Dr. Scott Kitchen’s research interests are focused on investigating the effects of viral infection, as well as other cellular abnormalities, on human hematopoiesis and on exploring ways to correct defects that exist in immunity to viral and cellular antigens. The human immune system is normally fastidious in controlling the environmental assaults that the body receives every day. However, there are many instances where the immune response is ineffective in clearing infection or cancerous cells. Kitchen’s laboratory is interested in understanding the mechanisms that limit the immune systems’ ability to clear infection or cancer and in developing ways that augment these responses. Specifically, they are investigating the role of the CD4 molecule in multilineage hematopoiesis and in cellular responses, particularly in the context of HIV infection. They are also interested in developing gene therapy-based approaches to engineer human hematopoietic stem cells to reconstitute and/or enhance immune responses following their development into mature cells that specifically target HIV infection as well as other viral and cellular antigens. In addition, his laboratory is interested in the development of mouse/human chimeric models that allow the characterization of human hematopoiesis and engineered immunity in a surrogate in vivo host.
Timothy Mandrell, DVM, DACLAM, is a vivarium planning and research animal program consultant for institutions in the US and abroad.

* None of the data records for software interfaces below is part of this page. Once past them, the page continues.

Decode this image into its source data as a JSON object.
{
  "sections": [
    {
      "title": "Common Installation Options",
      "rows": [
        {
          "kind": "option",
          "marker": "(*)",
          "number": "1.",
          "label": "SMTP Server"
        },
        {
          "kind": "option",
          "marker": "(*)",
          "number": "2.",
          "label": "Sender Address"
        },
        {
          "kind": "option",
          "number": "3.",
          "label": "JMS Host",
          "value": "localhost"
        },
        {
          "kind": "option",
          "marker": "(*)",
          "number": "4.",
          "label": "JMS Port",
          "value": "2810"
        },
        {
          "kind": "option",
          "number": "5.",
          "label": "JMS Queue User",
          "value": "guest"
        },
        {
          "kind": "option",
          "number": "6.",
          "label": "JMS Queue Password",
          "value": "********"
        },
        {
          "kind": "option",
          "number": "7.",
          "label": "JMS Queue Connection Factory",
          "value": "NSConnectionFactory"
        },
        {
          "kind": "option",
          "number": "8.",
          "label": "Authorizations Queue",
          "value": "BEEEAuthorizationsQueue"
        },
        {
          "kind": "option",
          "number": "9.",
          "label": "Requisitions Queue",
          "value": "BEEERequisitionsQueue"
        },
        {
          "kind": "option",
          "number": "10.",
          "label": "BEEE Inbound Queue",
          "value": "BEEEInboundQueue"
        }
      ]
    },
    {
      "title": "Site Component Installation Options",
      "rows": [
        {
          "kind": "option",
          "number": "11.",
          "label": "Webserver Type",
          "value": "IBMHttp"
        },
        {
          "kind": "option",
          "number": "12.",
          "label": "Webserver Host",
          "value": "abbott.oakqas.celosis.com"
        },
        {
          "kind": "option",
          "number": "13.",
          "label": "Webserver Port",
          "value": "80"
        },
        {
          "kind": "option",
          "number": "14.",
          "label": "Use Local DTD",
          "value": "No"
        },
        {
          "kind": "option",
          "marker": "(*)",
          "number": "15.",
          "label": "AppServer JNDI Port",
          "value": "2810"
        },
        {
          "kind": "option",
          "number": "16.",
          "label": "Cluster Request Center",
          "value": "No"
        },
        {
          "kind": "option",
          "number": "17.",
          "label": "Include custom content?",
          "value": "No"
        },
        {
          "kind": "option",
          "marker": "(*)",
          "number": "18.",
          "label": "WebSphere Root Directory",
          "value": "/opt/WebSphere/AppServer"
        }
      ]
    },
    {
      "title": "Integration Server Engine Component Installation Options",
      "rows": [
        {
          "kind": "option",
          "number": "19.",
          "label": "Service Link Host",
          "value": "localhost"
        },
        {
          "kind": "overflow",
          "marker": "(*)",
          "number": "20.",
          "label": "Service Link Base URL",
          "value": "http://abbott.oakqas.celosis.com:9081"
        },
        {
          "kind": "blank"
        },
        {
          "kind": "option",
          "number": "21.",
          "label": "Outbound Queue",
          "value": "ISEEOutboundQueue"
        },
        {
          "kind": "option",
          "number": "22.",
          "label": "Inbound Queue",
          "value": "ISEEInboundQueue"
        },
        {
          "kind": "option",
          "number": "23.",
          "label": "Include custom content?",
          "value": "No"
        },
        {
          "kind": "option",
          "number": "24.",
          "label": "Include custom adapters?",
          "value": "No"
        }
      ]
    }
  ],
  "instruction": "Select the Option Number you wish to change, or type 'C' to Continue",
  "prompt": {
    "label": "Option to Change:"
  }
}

He has extensive expertise in animal facility design and operation, animal biosafety and occupational health and safety. Dr. Mandrell is a Diplomate of the American College of Laboratory Animal Medicine (ACLAM) and is the author or co-author of over 60 published articles, abstracts, and book chapters. He is active professionally having served as President of the American Society of Laboratory Animal Practitioners (ASLAP) and a member of the board of directors and officer of ACLAM. He also serves as an Ad Hoc Specialist for AAALAC. Dr. Mandrell has been a speaker at numerous national meetings and workshops related to animal biosafety, occupational health, and design and construction of animal facilities. He served as chair of the American Association for Laboratory Animal Science committee that developed the AALAS Learning Library biosafety training program for animal technicians. Dr. Mandrell is a graduate of the University of Tennessee College of Veterinary Medicine and completed a postdoctoral fellowship in Comparative Medicine at the Johns Hopkins University School of Medicine. He recently retired as Director, Professor, and Department Chair at the University of Tennessee Health Science Center where he served for 25 years.

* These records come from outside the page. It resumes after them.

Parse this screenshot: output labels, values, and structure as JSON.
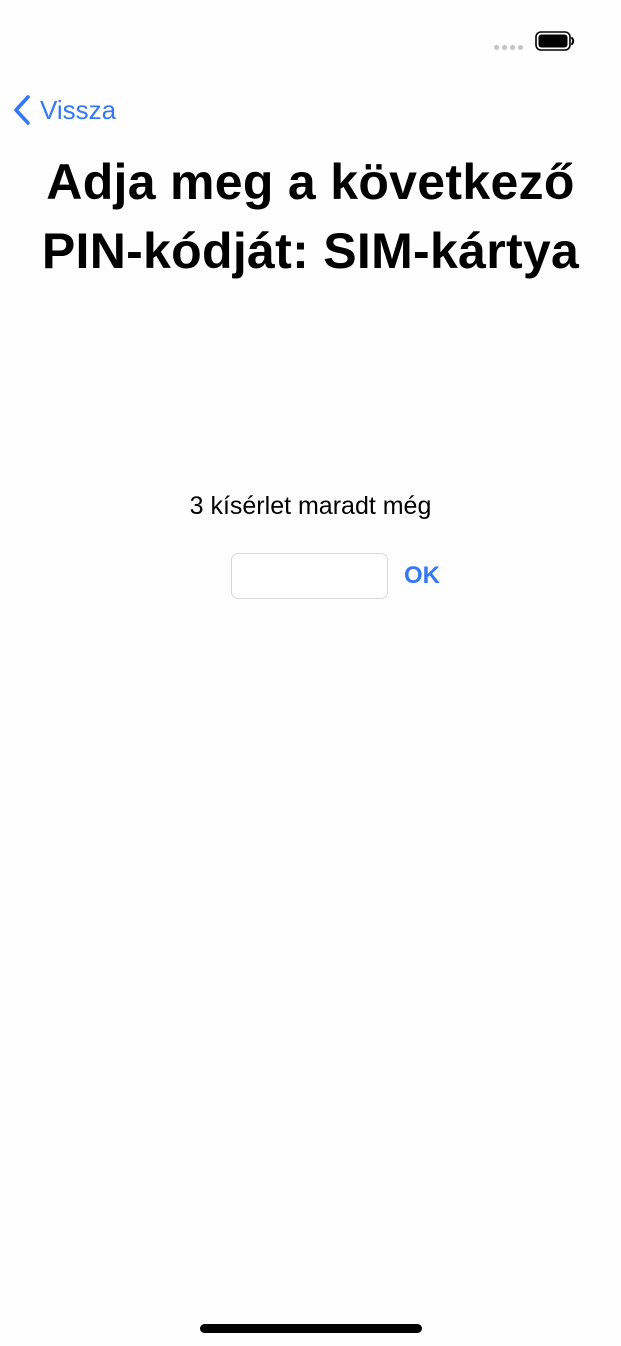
{
  "status_bar": {
    "signal_icon": "signal-dots-icon",
    "battery_icon": "battery-icon"
  },
  "nav": {
    "back_label": "Vissza",
    "back_icon": "chevron-left-icon"
  },
  "page": {
    "title": "Adja meg a következő PIN-kódját: SIM-kártya",
    "attempts_text": "3 kísérlet maradt még"
  },
  "pin_field": {
    "value": "",
    "placeholder": ""
  },
  "ok_button": {
    "label": "OK"
  },
  "colors": {
    "accent": "#3478f6",
    "background": "#fefefe",
    "field_border": "#d8d8dc"
  }
}
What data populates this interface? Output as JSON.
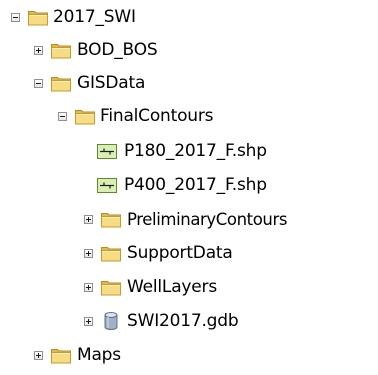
{
  "tree": {
    "root": {
      "label": "2017_SWI",
      "expanded": true,
      "icon": "folder-icon",
      "children": [
        {
          "label": "BOD_BOS",
          "expanded": false,
          "icon": "folder-icon"
        },
        {
          "label": "GISData",
          "expanded": true,
          "icon": "folder-icon",
          "children": [
            {
              "label": "FinalContours",
              "expanded": true,
              "icon": "folder-icon",
              "children": [
                {
                  "label": "P180_2017_F.shp",
                  "icon": "line-shapefile-icon"
                },
                {
                  "label": "P400_2017_F.shp",
                  "icon": "line-shapefile-icon"
                }
              ]
            },
            {
              "label": "PreliminaryContours",
              "expanded": false,
              "icon": "folder-icon"
            },
            {
              "label": "SupportData",
              "expanded": false,
              "icon": "folder-icon"
            },
            {
              "label": "WellLayers",
              "expanded": false,
              "icon": "folder-icon"
            },
            {
              "label": "SWI2017.gdb",
              "expanded": false,
              "icon": "geodatabase-icon"
            }
          ]
        },
        {
          "label": "Maps",
          "expanded": false,
          "icon": "folder-icon"
        }
      ]
    }
  },
  "colors": {
    "folder_fill": "#f4d57a",
    "folder_edge": "#c79a2b",
    "shapefile_fill": "#d9efb3",
    "shapefile_edge": "#5e8a2e",
    "geodatabase_fill": "#9fb1c6",
    "toggle_border": "#919191"
  }
}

Dr. Norton serves as the Director of the Division of Laboratory Animal Resources and is Professor of Pathology at Duke University as well as an Adjunct Professor of Clinical Sciences at North Carolina State University College of Veterinary Medicine. He is board-certified through the American College of Laboratory Animal Medicine (ACLAM) and the American Board of Toxicology (ABT). He holds bachelor degrees in biochemistry and animal science as well as a doctorate in veterinary medicine from North Carolina State University. Additionally, his Ph.D. in pharmacology was awarded from Vanderbilt University. Dr. Norton has 30 years of laboratory animal medicine and research experience including serving as Study Director and/or Manager in over 150 preclinical pharmacology and safety studies. In addition, he is integrally involved in the design and management of complex, multi-functional animal facilities. Dr. Norton is an Emeritus member of the AAALAC International Council on Accreditation and is a Past President of the Council. His collaborative research focuses on extrinsic factors which may influence the animal research model, specifically in the area of noise and vibration.
Biography Coming Soon!

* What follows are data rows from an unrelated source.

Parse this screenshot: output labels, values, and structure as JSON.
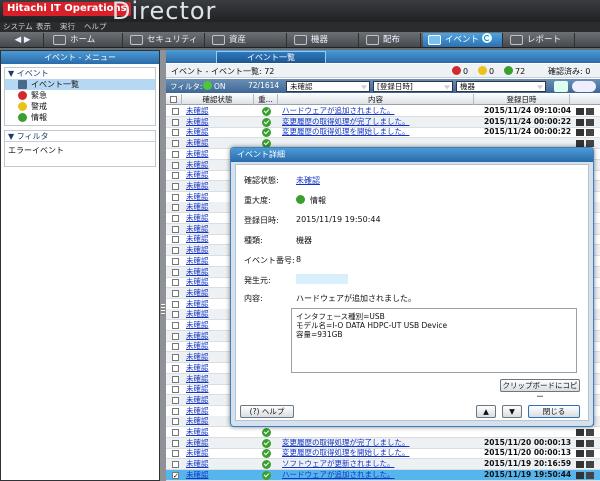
{
  "app": {
    "logo": "Hitachi IT Operations",
    "product": "Director"
  },
  "menu": [
    "システム",
    "表示",
    "実行",
    "ヘルプ"
  ],
  "nav": [
    {
      "label": "ホーム",
      "icon": "home-icon"
    },
    {
      "label": "セキュリティ",
      "icon": "shield-icon"
    },
    {
      "label": "資産",
      "icon": "box-icon"
    },
    {
      "label": "機器",
      "icon": "device-icon"
    },
    {
      "label": "配布",
      "icon": "distribute-icon"
    },
    {
      "label": "イベント",
      "icon": "event-icon",
      "active": true
    },
    {
      "label": "レポート",
      "icon": "report-icon"
    }
  ],
  "left": {
    "header": "イベント - メニュー",
    "event_group": "▼ イベント",
    "items": [
      {
        "label": "イベント一覧",
        "icon": "event-list-icon",
        "color": "#ffffff"
      },
      {
        "label": "緊急",
        "icon": "critical-icon",
        "color": "#d22b2b"
      },
      {
        "label": "警戒",
        "icon": "warning-icon",
        "color": "#e9c21a"
      },
      {
        "label": "情報",
        "icon": "info-icon",
        "color": "#3a9f2e"
      }
    ],
    "filter_group": "▼ フィルタ",
    "filter_items": [
      "エラーイベント"
    ]
  },
  "right": {
    "tab": "イベント一覧",
    "summary_title": "イベント - イベント一覧: 72",
    "counts": {
      "critical": "0",
      "warning": "0",
      "info": "72"
    },
    "confirmed": "確認済み: 0",
    "filter": {
      "label": "フィルタ:",
      "state": "ON",
      "count": "72/1614",
      "sel1": "未確認",
      "sel2": "[登録日時]",
      "sel3": "機器"
    },
    "columns": [
      "確認状態",
      "重...",
      "内容",
      "登録日時"
    ],
    "rows": [
      {
        "status": "未確認",
        "msg": "ハードウェアが追加されました。",
        "date": "2015/11/24 09:10:04"
      },
      {
        "status": "未確認",
        "msg": "変更履歴の取得処理が完了しました。",
        "date": "2015/11/24 00:00:22"
      },
      {
        "status": "未確認",
        "msg": "変更履歴の取得処理を開始しました。",
        "date": "2015/11/24 00:00:22"
      },
      {
        "status": "未確認",
        "msg": "",
        "date": ""
      },
      {
        "status": "未確認",
        "msg": "",
        "date": ""
      },
      {
        "status": "未確認",
        "msg": "",
        "date": ""
      },
      {
        "status": "未確認",
        "msg": "",
        "date": ""
      },
      {
        "status": "未確認",
        "msg": "",
        "date": ""
      },
      {
        "status": "未確認",
        "msg": "",
        "date": ""
      },
      {
        "status": "未確認",
        "msg": "",
        "date": ""
      },
      {
        "status": "未確認",
        "msg": "",
        "date": ""
      },
      {
        "status": "未確認",
        "msg": "",
        "date": ""
      },
      {
        "status": "未確認",
        "msg": "",
        "date": ""
      },
      {
        "status": "未確認",
        "msg": "",
        "date": ""
      },
      {
        "status": "未確認",
        "msg": "",
        "date": ""
      },
      {
        "status": "未確認",
        "msg": "",
        "date": ""
      },
      {
        "status": "未確認",
        "msg": "",
        "date": ""
      },
      {
        "status": "未確認",
        "msg": "",
        "date": ""
      },
      {
        "status": "未確認",
        "msg": "",
        "date": ""
      },
      {
        "status": "未確認",
        "msg": "",
        "date": ""
      },
      {
        "status": "未確認",
        "msg": "",
        "date": ""
      },
      {
        "status": "未確認",
        "msg": "",
        "date": ""
      },
      {
        "status": "未確認",
        "msg": "",
        "date": ""
      },
      {
        "status": "未確認",
        "msg": "",
        "date": ""
      },
      {
        "status": "未確認",
        "msg": "",
        "date": ""
      },
      {
        "status": "未確認",
        "msg": "",
        "date": ""
      },
      {
        "status": "未確認",
        "msg": "",
        "date": ""
      },
      {
        "status": "未確認",
        "msg": "",
        "date": ""
      },
      {
        "status": "未確認",
        "msg": "",
        "date": ""
      },
      {
        "status": "未確認",
        "msg": "",
        "date": ""
      },
      {
        "status": "未確認",
        "msg": "",
        "date": ""
      },
      {
        "status": "未確認",
        "msg": "変更履歴の取得処理が完了しました。",
        "date": "2015/11/20 00:00:13"
      },
      {
        "status": "未確認",
        "msg": "変更履歴の取得処理を開始しました。",
        "date": "2015/11/20 00:00:13"
      },
      {
        "status": "未確認",
        "msg": "ソフトウェアが更新されました。",
        "date": "2015/11/19 20:16:59"
      },
      {
        "status": "未確認",
        "msg": "ハードウェアが追加されました。",
        "date": "2015/11/19 19:50:44",
        "selected": true
      }
    ]
  },
  "dialog": {
    "title": "イベント詳細",
    "status_label": "確認状態:",
    "status_value": "未確認",
    "severity_label": "重大度:",
    "severity_value": "情報",
    "date_label": "登録日時:",
    "date_value": "2015/11/19 19:50:44",
    "kind_label": "種類:",
    "kind_value": "機器",
    "number_label": "イベント番号:",
    "number_value": "8",
    "source_label": "発生元:",
    "content_label": "内容:",
    "content_value": "ハードウェアが追加されました。",
    "detail_lines": [
      "インタフェース種別=USB",
      "モデル名=I-O DATA HDPC-UT USB Device",
      "容量=931GB"
    ],
    "copy_button": "クリップボードにコピー",
    "help_button": "ヘルプ",
    "close_button": "閉じる"
  }
}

Ellyn Segal received a B.S. from McGill University in Biology/Genetics and a Ph.D. in Genetics from Stony Brook University, doing research at Cold Spring Harbor Labs in N. Y. and Scripps Research Foundation in San Diego, CA. She continued her education with a Post-doctoral position in Microbiology and Immunology at UCSF. From there she moved to Stanford University, where she was a post-doctoral scholar and Sr. Research Scientist working on bacterial pathogenesis and cellular microbiology. In 2001 she moved into her current position as Biosafety & Biosecurity Manager for Stanford University. Dr. Segal is interested in the intersection of new technologies and issues with Biosafety.
Biography Coming Soon!